This paper is partly based on data collected as part of the PERSE research project (2001- 2004), which was carried out by various members of the EMES European Research Network.1 The main goal of this research project is to measure the social and economic performance of work integration social enterprises through the thorough study of more than 150 WISEs in 11 countries of the European Union, combining three areas of study:
- the analysis of the various types of resources mobilised, be they market, nonmarket or social capital-based resources;
- the measure of individual benefits (for the workers in integration) and of collective benefits (for society at large) generated by these enterprises;
- the study of their organisational evolution over time and their interaction with public policies.
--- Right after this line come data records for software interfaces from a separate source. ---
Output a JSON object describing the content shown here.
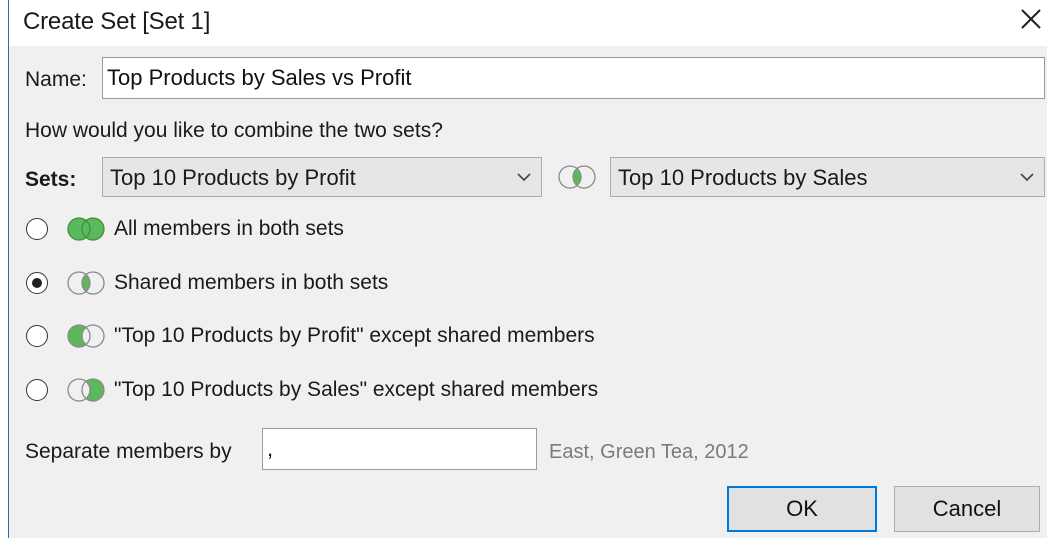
{
  "window": {
    "title": "Create Set [Set 1]",
    "close_icon": "close-icon"
  },
  "name_field": {
    "label": "Name:",
    "value": "Top Products by Sales vs Profit"
  },
  "prompt": "How would you like to combine the two sets?",
  "sets": {
    "label": "Sets:",
    "left_set": "Top 10 Products by Profit",
    "right_set": "Top 10 Products by Sales",
    "combine_icon": "venn-intersection-icon"
  },
  "options": [
    {
      "label": "All members in both sets",
      "selected": false,
      "icon": "venn-union-icon"
    },
    {
      "label": "Shared members in both sets",
      "selected": true,
      "icon": "venn-intersection-icon"
    },
    {
      "label": "\"Top 10 Products by Profit\" except shared members",
      "selected": false,
      "icon": "venn-left-only-icon"
    },
    {
      "label": "\"Top 10 Products by Sales\" except shared members",
      "selected": false,
      "icon": "venn-right-only-icon"
    }
  ],
  "separator": {
    "label": "Separate members by",
    "value": ",",
    "example": "East, Green Tea, 2012"
  },
  "buttons": {
    "ok": "OK",
    "cancel": "Cancel"
  },
  "colors": {
    "venn_fill": "#5cb85c",
    "accent_border": "#0078d7"
  }
}
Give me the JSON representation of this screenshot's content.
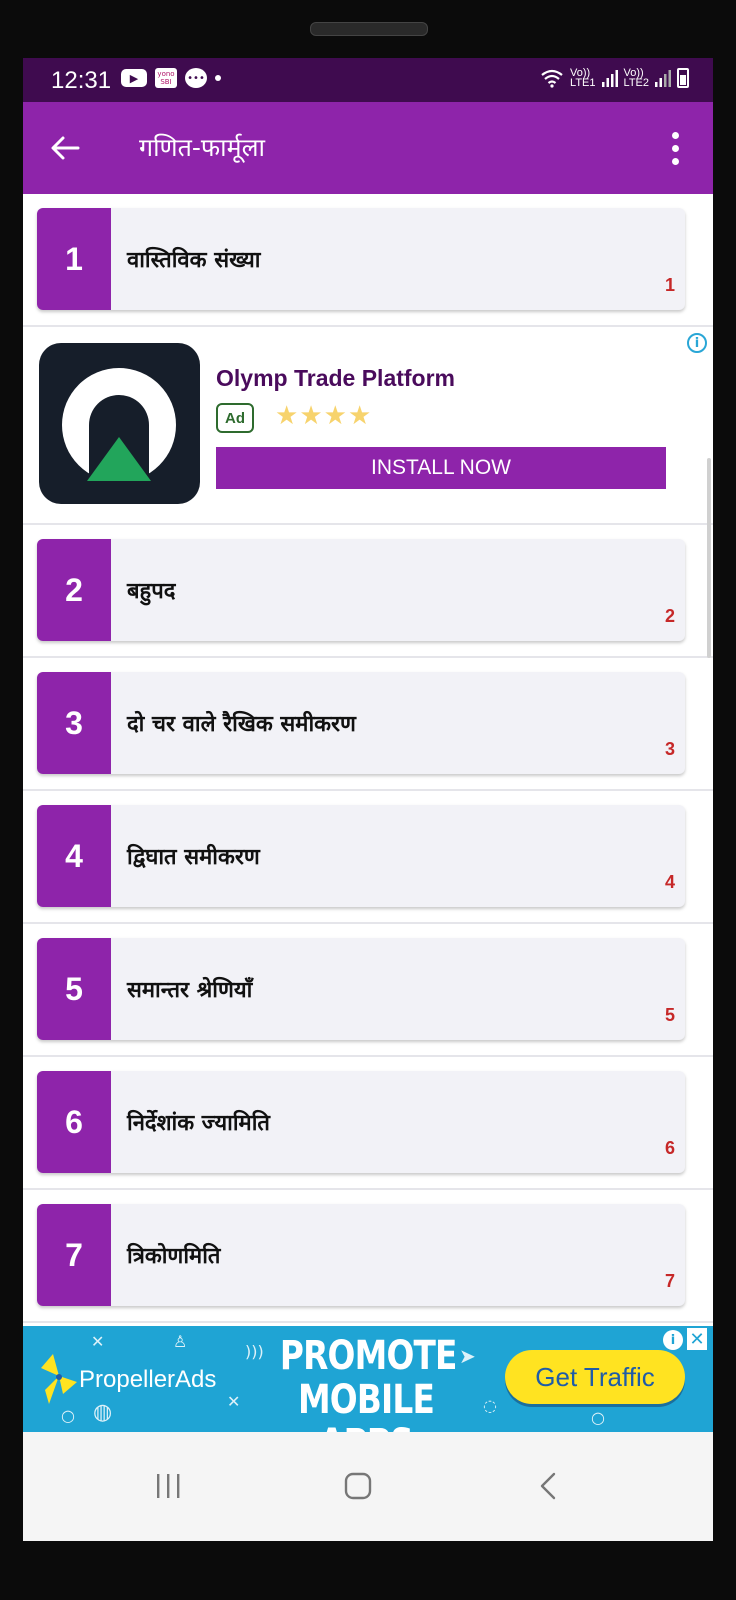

The goal pursued in this paper is twofold. In the first section, the wide diversity of WISEs in Europe will be illustrated on the basis of five distinct typologies : modes of integration, status of the workers in integration, modes of social and professional training, main characteristics of the target groups and distribution of the resources mobilised. In the second section, the common features of European WISEs will be studied from the point of view of the definition of the “social enterprise” elaborated by the EMES Network.